(Stored data)
_ _ _
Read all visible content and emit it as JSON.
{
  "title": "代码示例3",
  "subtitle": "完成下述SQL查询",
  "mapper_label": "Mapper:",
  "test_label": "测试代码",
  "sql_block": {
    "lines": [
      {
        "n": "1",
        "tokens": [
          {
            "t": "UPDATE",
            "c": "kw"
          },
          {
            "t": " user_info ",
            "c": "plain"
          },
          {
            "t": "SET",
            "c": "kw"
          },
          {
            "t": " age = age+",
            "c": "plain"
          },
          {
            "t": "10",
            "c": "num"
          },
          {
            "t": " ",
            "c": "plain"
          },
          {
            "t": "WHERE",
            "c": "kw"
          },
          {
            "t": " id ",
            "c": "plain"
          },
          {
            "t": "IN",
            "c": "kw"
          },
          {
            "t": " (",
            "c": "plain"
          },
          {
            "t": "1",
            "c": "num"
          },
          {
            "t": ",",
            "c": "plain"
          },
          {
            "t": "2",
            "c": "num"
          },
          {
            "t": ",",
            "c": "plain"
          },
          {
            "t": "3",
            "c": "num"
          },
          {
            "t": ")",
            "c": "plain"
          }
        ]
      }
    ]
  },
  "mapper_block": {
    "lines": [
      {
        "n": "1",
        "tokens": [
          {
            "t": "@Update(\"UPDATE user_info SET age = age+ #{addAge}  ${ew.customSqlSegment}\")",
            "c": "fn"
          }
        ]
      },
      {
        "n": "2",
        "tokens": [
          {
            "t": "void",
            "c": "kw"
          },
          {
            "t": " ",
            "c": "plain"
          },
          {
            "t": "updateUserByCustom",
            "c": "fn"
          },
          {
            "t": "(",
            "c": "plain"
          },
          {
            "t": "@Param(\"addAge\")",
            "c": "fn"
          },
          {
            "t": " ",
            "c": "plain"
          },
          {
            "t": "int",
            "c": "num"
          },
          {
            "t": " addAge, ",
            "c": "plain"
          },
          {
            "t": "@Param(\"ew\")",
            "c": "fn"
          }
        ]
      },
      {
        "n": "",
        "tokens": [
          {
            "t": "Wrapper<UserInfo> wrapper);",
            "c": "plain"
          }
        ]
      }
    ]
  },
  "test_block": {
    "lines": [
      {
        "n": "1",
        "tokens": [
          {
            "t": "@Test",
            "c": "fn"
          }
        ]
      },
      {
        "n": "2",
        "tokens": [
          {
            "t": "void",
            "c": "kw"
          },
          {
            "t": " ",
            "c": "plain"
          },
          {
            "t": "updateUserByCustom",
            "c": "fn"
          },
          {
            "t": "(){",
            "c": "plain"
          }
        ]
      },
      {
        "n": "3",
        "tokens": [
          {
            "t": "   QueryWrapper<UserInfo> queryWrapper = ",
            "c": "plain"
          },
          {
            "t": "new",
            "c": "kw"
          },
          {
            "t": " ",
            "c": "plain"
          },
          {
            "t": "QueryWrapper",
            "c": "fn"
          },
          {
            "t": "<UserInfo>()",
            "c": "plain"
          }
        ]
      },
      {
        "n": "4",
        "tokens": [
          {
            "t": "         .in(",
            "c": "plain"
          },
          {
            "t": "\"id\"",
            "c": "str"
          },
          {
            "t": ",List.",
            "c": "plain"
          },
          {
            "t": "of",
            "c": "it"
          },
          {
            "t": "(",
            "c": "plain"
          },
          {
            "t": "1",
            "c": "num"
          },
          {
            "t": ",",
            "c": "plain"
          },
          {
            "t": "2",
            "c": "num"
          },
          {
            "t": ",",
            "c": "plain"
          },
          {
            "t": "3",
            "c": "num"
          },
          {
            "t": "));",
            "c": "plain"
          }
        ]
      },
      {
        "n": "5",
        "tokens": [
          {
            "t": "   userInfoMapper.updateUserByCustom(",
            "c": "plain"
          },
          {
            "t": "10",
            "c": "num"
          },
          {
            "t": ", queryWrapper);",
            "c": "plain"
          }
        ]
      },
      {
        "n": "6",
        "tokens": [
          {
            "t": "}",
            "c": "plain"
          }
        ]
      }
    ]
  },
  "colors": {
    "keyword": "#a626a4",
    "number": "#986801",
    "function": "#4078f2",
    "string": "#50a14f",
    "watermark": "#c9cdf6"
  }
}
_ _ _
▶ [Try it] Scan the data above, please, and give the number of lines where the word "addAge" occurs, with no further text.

▶ [Solution] 3